At the recent Dow Jones Global Compliance Symposium, there was a debate royal between Mark Mendelsohn and the FCPA Professor, Mike Koehler, regarding enforcement of the Foreign Corrupt Practices Act (FCPA). One of the points the Professor raised was regarding the proliferation of Deferred Prosecution Agreements (DPAs) and Non-Prosecution Agreements (NPAs) during the tenure of Mendelsohn at the Department of Justice (DOJ). The Professor argued that DPAs and NPAs, which did not come into wide spread use until the last decade, were tools which should not be employed for FCPA enforcement. One of the reasons he articulated this was that by use of these agreements the DOJ is not required to put proof in front of a judge or jury, hence the DOJ can expand its interpretation of the FCPA without appropriate judicial oversight. Mendelsohn countered that such agreements are within prosecutorial discretion and given a finite amount of personnel and monetary resources within the DOJ, an appropriate mechanism to assist the overall goal of compliance with the FCPA.
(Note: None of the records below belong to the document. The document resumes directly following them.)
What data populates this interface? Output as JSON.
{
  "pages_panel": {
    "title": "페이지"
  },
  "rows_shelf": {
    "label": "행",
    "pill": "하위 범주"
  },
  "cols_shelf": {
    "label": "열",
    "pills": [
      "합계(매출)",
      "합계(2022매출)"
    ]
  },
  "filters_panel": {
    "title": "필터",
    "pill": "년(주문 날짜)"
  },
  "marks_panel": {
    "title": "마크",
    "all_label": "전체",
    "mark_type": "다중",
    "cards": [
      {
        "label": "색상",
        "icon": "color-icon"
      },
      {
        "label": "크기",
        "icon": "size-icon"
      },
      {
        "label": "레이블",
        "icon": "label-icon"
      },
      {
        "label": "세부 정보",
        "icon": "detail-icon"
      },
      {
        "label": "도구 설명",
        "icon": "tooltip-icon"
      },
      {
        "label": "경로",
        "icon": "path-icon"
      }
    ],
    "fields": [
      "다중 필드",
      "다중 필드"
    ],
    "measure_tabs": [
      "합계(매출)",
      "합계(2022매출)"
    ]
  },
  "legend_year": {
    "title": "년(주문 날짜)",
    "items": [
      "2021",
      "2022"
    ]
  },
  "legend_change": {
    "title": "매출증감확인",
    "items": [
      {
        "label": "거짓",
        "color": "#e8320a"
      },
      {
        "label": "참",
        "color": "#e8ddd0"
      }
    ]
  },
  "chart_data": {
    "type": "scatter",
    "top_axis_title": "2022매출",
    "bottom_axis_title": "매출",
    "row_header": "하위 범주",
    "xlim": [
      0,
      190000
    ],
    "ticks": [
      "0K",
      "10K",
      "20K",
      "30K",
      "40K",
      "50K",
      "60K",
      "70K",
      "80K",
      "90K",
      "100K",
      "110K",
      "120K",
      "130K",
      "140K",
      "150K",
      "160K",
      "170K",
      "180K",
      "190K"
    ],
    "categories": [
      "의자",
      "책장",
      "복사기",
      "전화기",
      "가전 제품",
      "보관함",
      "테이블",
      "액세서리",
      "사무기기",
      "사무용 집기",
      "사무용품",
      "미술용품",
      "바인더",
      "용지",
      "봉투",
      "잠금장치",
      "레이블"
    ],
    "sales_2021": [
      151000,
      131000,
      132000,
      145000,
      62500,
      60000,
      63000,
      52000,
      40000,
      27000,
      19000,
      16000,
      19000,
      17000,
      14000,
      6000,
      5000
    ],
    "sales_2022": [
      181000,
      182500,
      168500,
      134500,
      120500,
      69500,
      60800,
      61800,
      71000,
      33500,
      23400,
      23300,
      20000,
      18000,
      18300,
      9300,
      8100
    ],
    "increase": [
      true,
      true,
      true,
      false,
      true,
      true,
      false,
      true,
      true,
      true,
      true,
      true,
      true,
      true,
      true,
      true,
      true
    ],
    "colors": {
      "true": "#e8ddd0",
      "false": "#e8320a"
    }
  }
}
However, I would like to review the use of DPAs and NPAs from another angle and the perspective from another player in FCPA enforcement. That is the perspective of the corporation ensnared in an enforcement action. I will leave aside a discussion of the alleged expansive DOJ interpretation of the FCPA for another day and simply focus on why it is in the interest of a corporate defendant to enter into a DPA or NPA as opposed to being indicted and defending itself at trial.
For those of you who do not recall, Arthur Andersen was the auditor for Enron and was caught up in the Enron scandal. In 2002, the firm voluntarily surrendered its licenses to practice as Certified Public Accountants (CPAs) in the United States after being found guilty of criminal charges relating to the firm’s handling of the auditing of Enron. The other national accounting and consulting firms bought most of the practices of Arthur Andersen. The verdict was subsequently overturned by the US Supreme Court. However, the damage to its reputation has prevented it from returning as a viable business. In other words, after fighting the criminal charges brought against it and losing at trial, Arthur Andersen imploded.
No US Company wants to face this prospect. By being indicted they will probably find their access to credit greatly reduced and their ability to move forward as an ongoing concern compromised. Juries still do not have a high opinion of corporations and what may appear to be ‘sharp but legal’ business practices may look like bribery and corruption to a jury. The DOJ’s recent set-backs on the individuals it has indicted and/or taken to trial should not affect a jury’s perception of corporate corruption. No publicly traded company can take the risk. For private companies, the resulting violations of loan covenants and other denials to capital would probably have the same effect.
In my legal career if I have learned one thing about representing corporations it is that they do not like surprises and one of the things they most desire is certainty. The one thing I learned in almost 20 years of trying cases (civil side only) is that nothing is certain when you leave the final decision to an ultimate trier of fact who is not yourself, whether that trier of fact be a jury, judge or arbitrator. The most important thing for a company is certainty and that is even more paramount when a potential criminal conviction looms over its corporate head. A DPA or NPA provides this certainty. Corporations not only know what their financial penalty is but they also know their ongoing obligations, in the form of the compliance program they should implement or enhance and ongoing reporting requirements.
Just as it benefits the DOJ to drive corporate behavior to comply with the FCPA, through its enforcement of the FCPA; it benefits corporations to understand what is expected from them. Both goals are achieved by the use of DPAs and NPAs. This is because one of the other benefits to DPAs and NPAs is that it provides information and guidance to other companies and compliance practitioners as to the DOJ’s thinking regarding a best practices compliance program. Any improvements or new aspects to a minimum best practices compliance program, which are announced in a DPA or NPA, will inform other companies and will expansively compound the effect from a DPA or NPA. The size of the company involved in the enforcement action does not matter as all DPAs and NPAs are publicly announced.
So as the “Enhanced Compliance Obligations” in the Johnson & Johnson (J&J) DPA gave companies additional guidance on how to deal with acquisitions; the recent Biomet DPA provided specific information to Internal Audit on its role in a minimum best practices compliance program. A review of any recent DPA or NPA also shows the clear benefits of self-disclosure and cooperation, which can lead to a significant reduction in the overall monetary penalty.
From my perspective, as someone who has represented corporations, as both an outside counsel in private practice and in-house counsel, I believe that DPAs and NPAs not only further the goals of the FCPA but bring tangible benefits to corporations. I do not believe that they should be removed from the DOJ’s arsenal for enforcement.
Filed under: Best Practices,compliance programs,Deferred Prosecution Agreement,Department of Justice,FCPA — tfoxlaw @ 1:26 am
Tags: compliance programs, Department of Justice, DOJ, DPA, FCPA, NPA
© by Thomas R. Fox, 2012